How will HG Wells react when he wakes 200 years in the future on a strange planet, faced with a terrible truth?
Two young brothers make a frightening discovery about their neighbours.
Do robots secretly want to rule us all?
A scientist goes to the extreme in order to change the future of mankind. But is it possible to change destiny?
Tales From Another Dimension is a strange and fantastical collection of ten short stories. Travel to other dimensions and meet otherworldly characters. They will make you question the solidity of the Earth and mankind. Explore prejudice, fear, imagination, kindness, empathy, and human frailty.
Tales From Another Dimension is a solid collection of sci-fi shorts that honours the classics and feels like a trip back to the golden age.
There’s something wholesomely familiar about Robbie Sheerin’s stories. They’ve been written with a sense of wonder which tints them with a retro flair. And I love a good dose of retro.
In terms of scope, you’ll find a wide variety here, ranging from robots to aliens, and even a resurrected HG Wells himself — which is extremely appropriate, given the style of the book.
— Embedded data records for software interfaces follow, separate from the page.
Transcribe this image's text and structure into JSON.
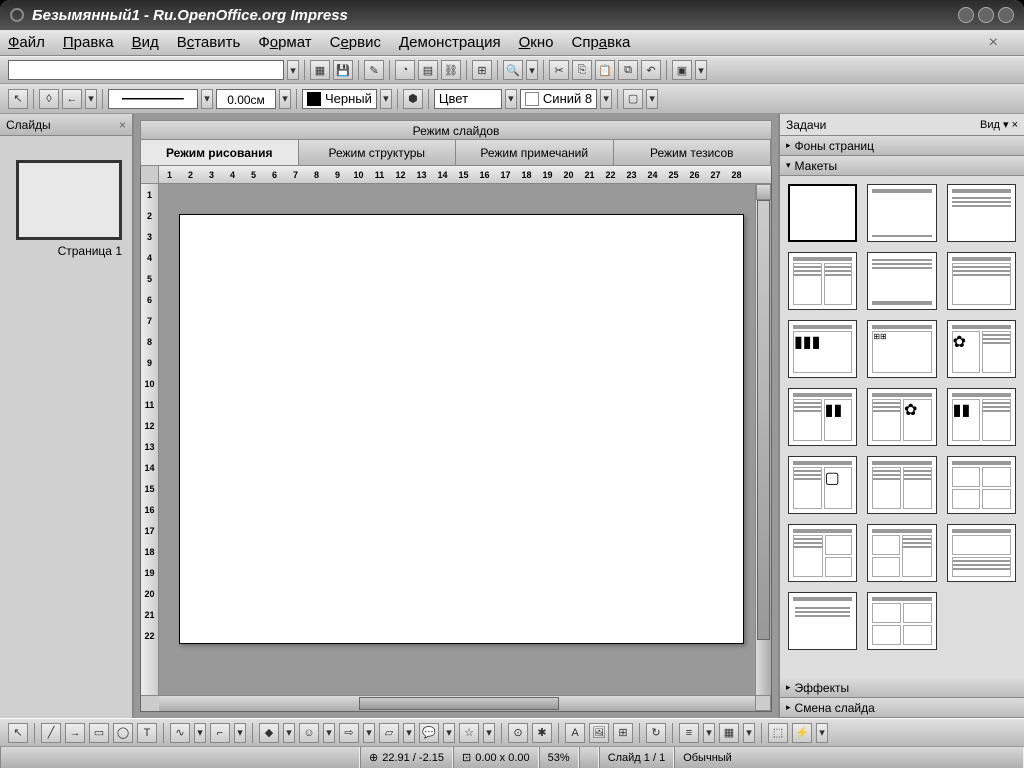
{
  "window": {
    "title": "Безымянный1 - Ru.OpenOffice.org Impress"
  },
  "menu": {
    "file": "Файл",
    "edit": "Правка",
    "view": "Вид",
    "insert": "Вставить",
    "format": "Формат",
    "tools": "Сервис",
    "slideshow": "Демонстрация",
    "window": "Окно",
    "help": "Справка"
  },
  "line": {
    "width": "0.00см",
    "colorName": "Черный",
    "fillLabel": "Цвет",
    "fillColor": "Синий 8"
  },
  "slides": {
    "title": "Слайды",
    "pageLabel": "Страница 1",
    "num": "1"
  },
  "center": {
    "modeHeader": "Режим слайдов",
    "tabs": [
      "Режим рисования",
      "Режим структуры",
      "Режим примечаний",
      "Режим тезисов"
    ]
  },
  "tasks": {
    "title": "Задачи",
    "view": "Вид",
    "sections": {
      "bg": "Фоны страниц",
      "layouts": "Макеты",
      "effects": "Эффекты",
      "transition": "Смена слайда"
    }
  },
  "status": {
    "coords": "22.91 / -2.15",
    "size": "0.00 x 0.00",
    "zoom": "53%",
    "slide": "Слайд 1 / 1",
    "mode": "Обычный"
  },
  "ruler": {
    "h": [
      "1",
      "2",
      "3",
      "4",
      "5",
      "6",
      "7",
      "8",
      "9",
      "10",
      "11",
      "12",
      "13",
      "14",
      "15",
      "16",
      "17",
      "18",
      "19",
      "20",
      "21",
      "22",
      "23",
      "24",
      "25",
      "26",
      "27",
      "28"
    ],
    "v": [
      "1",
      "2",
      "3",
      "4",
      "5",
      "6",
      "7",
      "8",
      "9",
      "10",
      "11",
      "12",
      "13",
      "14",
      "15",
      "16",
      "17",
      "18",
      "19",
      "20",
      "21",
      "22"
    ]
  }
}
In fact, I can’t think of a better allegory for what this book feels like than a reanimated HG Wells!
There’s certainly enough variety to keep you turning the pages. None of the stories feel too long. In fact, I’d be happy for some to be longer. The concepts are meaty enough to get you thinking, and there are plenty of speculative elements to keep you coming back for more.
A couple of highlights include “The Future You Imagine, Doctor, Is Not The Future of the Future” — a story which riffs on time travel and the consequences of discovery, and also “Martian Food” — a Philip K Dick-esque alien invasion ditty.
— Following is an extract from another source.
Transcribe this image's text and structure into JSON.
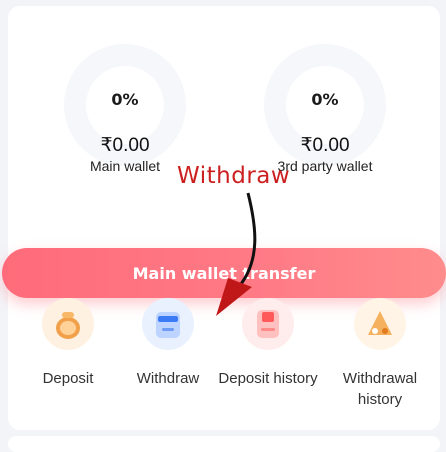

If you’re a stickler for “show, don’t tell,” then you may find some of the entries to be a little on the expository side. But in terms of delivering short, smart narratives which leave you with plenty to think about, these little gems work well. The twists usually do a nice job of turning things on their head in a way that doesn’t feel too contrived.
An acknowledgment in the book explains how Robbie Sheerin’s daughter insisted that he tell her bedtime stories when she was a girl. That ‘bedtime story’ element carries into this collection because there’s something personal about each of them. It’s the writer’s personal connection to these stories that you can almost feel through the pages, and it imbues them with a peculiar charm.
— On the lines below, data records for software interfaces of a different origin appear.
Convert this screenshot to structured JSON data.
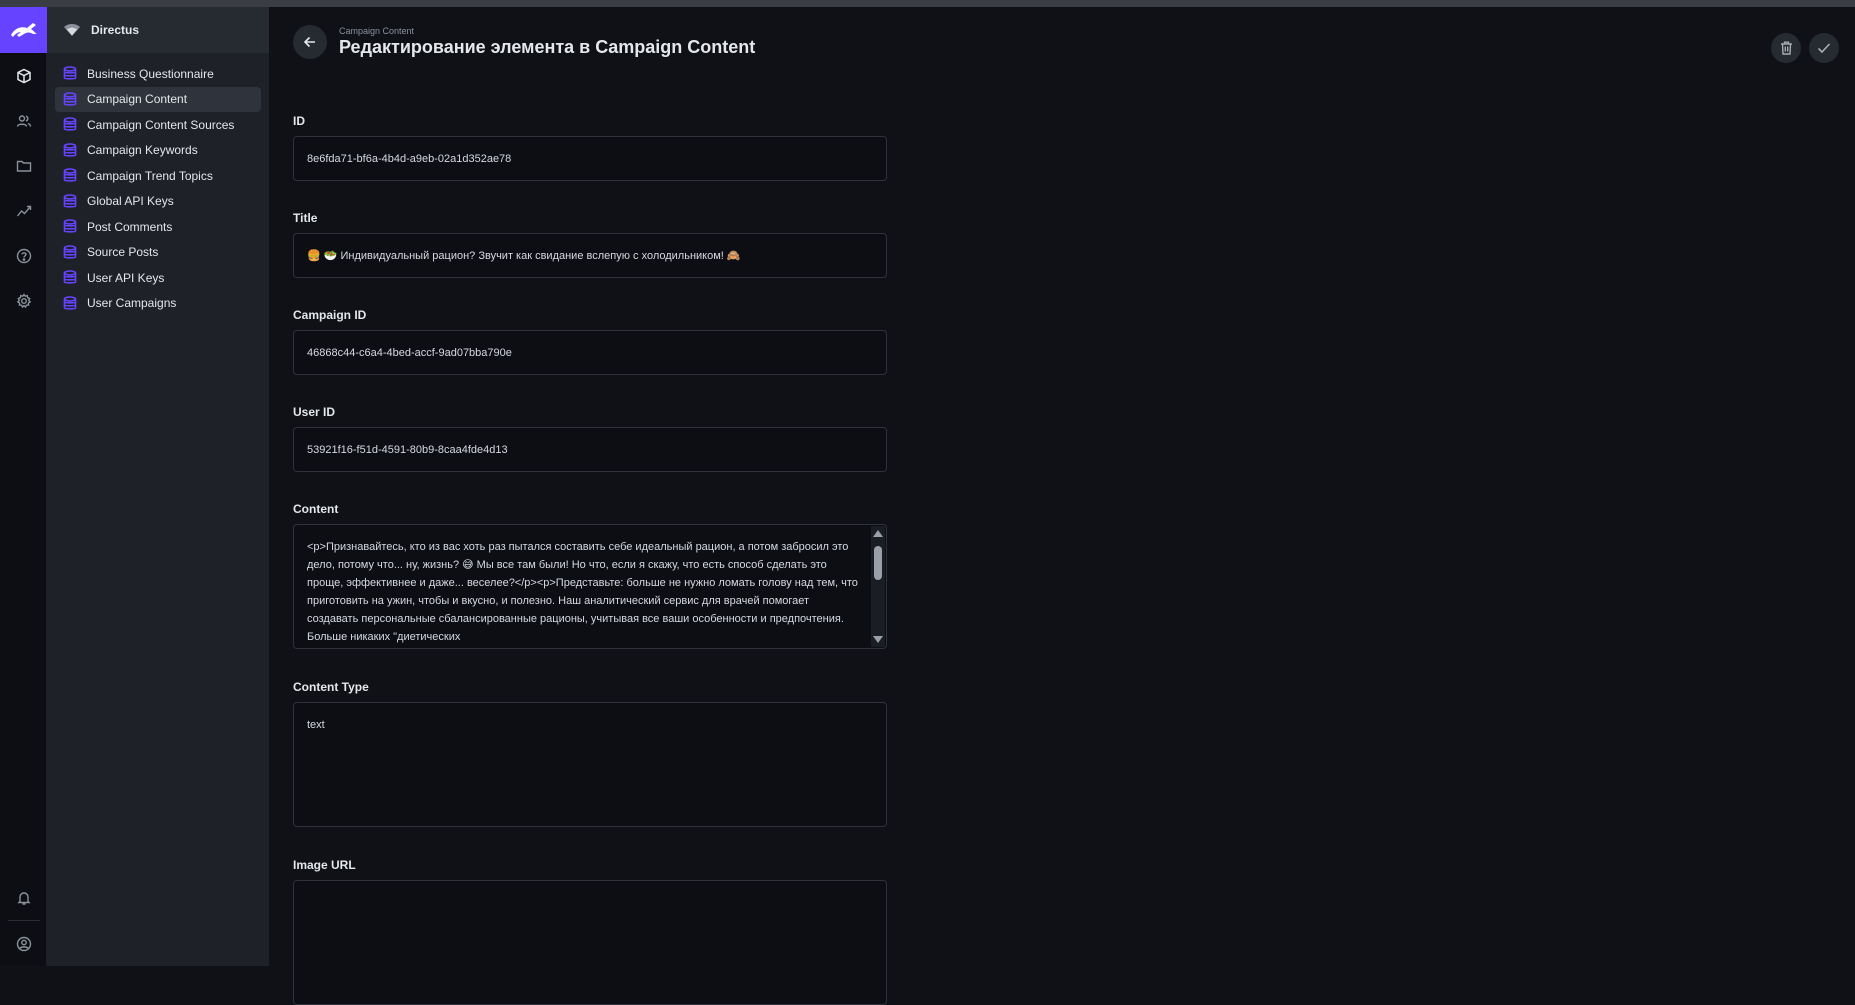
{
  "app": {
    "project_name": "Directus",
    "brand_color": "#6644ff"
  },
  "nav": {
    "items": [
      {
        "label": "Business Questionnaire",
        "active": false
      },
      {
        "label": "Campaign Content",
        "active": true
      },
      {
        "label": "Campaign Content Sources",
        "active": false
      },
      {
        "label": "Campaign Keywords",
        "active": false
      },
      {
        "label": "Campaign Trend Topics",
        "active": false
      },
      {
        "label": "Global API Keys",
        "active": false
      },
      {
        "label": "Post Comments",
        "active": false
      },
      {
        "label": "Source Posts",
        "active": false
      },
      {
        "label": "User API Keys",
        "active": false
      },
      {
        "label": "User Campaigns",
        "active": false
      }
    ]
  },
  "header": {
    "breadcrumb": "Campaign Content",
    "title": "Редактирование элемента в Campaign Content"
  },
  "fields": {
    "id": {
      "label": "ID",
      "value": "8e6fda71-bf6a-4b4d-a9eb-02a1d352ae78"
    },
    "title": {
      "label": "Title",
      "value": "🍔 🥗 Индивидуальный рацион? Звучит как свидание вслепую с холодильником! 🙈"
    },
    "campaign_id": {
      "label": "Campaign ID",
      "value": "46868c44-c6a4-4bed-accf-9ad07bba790e"
    },
    "user_id": {
      "label": "User ID",
      "value": "53921f16-f51d-4591-80b9-8caa4fde4d13"
    },
    "content": {
      "label": "Content",
      "value": "<p>Признавайтесь, кто из вас хоть раз пытался составить себе идеальный рацион, а потом забросил это дело, потому что... ну, жизнь? 😅 Мы все там были! Но что, если я скажу, что есть способ сделать это проще, эффективнее и даже... веселее?</p><p>Представьте: больше не нужно ломать голову над тем, что приготовить на ужин, чтобы и вкусно, и полезно. Наш аналитический сервис для врачей помогает создавать персональные сбалансированные рационы, учитывая все ваши особенности и предпочтения. Больше никаких \"диетических"
    },
    "content_type": {
      "label": "Content Type",
      "value": "text"
    },
    "image_url": {
      "label": "Image URL",
      "value": ""
    }
  }
}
This is the kind of sci-fi that won’t push the boundaries — rather, it makes a home within them. But it’s all the better for it. There’s plenty to explore among the big ideas that made the golden age so precious, and there’s value still to mine in the foundations of classic sci-fi. If you’re a lover of short stories, this is a worthy collection to have on your shelf. And if you prefer your sci-fi tinted with a little more gold, then you’ll be very happy these Tales From Another Dimension have made their way into ours.
Tales From Another Dimension is available now through Robbie Sheerin’s official website.